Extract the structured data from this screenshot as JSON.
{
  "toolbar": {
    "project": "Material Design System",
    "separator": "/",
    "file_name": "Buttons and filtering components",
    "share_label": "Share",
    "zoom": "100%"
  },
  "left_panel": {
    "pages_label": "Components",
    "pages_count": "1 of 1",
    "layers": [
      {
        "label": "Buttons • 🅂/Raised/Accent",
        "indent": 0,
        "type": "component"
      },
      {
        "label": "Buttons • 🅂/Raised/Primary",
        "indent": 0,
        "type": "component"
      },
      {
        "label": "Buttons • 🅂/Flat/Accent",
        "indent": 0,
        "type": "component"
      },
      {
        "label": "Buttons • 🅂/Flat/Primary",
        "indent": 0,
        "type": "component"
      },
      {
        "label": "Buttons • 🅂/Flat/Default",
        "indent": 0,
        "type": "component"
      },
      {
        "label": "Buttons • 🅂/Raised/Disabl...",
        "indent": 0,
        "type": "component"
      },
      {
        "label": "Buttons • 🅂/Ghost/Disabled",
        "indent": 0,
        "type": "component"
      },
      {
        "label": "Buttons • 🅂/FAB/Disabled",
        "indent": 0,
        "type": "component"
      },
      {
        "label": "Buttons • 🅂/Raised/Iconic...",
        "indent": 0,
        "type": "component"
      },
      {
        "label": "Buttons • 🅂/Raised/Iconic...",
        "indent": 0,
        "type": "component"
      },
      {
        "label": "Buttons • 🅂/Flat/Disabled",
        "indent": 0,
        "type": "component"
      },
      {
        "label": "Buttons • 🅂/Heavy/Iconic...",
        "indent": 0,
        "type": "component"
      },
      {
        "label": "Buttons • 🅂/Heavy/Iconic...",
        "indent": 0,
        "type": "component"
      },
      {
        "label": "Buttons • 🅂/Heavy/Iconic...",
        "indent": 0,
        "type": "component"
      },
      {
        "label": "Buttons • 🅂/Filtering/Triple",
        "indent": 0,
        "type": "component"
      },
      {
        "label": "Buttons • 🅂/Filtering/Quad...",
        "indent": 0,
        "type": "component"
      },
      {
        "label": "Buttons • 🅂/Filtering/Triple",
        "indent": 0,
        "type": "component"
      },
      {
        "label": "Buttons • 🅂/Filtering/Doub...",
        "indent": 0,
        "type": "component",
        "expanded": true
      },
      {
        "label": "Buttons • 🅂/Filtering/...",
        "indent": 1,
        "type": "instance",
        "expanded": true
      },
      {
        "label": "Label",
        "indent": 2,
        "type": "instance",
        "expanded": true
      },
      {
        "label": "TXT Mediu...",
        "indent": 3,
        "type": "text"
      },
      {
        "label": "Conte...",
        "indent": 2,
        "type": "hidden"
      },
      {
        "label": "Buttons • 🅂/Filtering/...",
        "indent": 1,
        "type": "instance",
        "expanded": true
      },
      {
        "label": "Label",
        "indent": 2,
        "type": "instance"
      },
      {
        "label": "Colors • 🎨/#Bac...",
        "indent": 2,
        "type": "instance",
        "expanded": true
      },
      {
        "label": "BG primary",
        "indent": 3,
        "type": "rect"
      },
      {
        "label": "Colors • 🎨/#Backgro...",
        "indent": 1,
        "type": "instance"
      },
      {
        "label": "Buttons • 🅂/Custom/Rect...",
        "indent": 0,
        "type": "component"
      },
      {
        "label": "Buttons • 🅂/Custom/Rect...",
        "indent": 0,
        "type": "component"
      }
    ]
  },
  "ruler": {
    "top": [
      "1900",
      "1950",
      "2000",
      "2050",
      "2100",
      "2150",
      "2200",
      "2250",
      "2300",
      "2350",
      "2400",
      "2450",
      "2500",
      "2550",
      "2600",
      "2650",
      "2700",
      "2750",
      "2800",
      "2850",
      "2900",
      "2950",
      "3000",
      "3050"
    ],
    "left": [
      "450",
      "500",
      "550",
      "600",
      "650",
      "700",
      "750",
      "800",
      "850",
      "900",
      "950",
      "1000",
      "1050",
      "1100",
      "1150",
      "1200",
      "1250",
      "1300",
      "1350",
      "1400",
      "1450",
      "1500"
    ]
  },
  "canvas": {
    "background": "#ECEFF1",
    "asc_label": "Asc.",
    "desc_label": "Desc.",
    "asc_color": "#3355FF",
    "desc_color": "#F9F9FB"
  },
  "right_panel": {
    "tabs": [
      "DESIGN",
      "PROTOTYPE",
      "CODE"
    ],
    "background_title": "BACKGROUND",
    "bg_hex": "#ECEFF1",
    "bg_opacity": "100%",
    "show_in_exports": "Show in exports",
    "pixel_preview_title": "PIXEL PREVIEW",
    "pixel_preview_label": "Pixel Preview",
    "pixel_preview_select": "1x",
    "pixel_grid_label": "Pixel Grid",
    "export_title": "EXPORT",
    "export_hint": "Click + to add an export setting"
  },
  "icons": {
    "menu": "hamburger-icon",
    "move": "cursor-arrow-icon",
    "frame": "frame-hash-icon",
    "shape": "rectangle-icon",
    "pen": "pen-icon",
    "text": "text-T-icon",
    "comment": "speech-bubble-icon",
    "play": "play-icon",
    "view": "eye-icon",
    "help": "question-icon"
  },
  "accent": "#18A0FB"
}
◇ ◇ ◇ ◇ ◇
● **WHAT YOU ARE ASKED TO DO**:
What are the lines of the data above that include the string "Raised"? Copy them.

● **ANSWER AREA**:
        "label": "Buttons • 🅂/Raised/Accent",
        "label": "Buttons • 🅂/Raised/Primary",
        "label": "Buttons • 🅂/Raised/Disabl...",
        "label": "Buttons • 🅂/Raised/Iconic...",
        "label": "Buttons • 🅂/Raised/Iconic...",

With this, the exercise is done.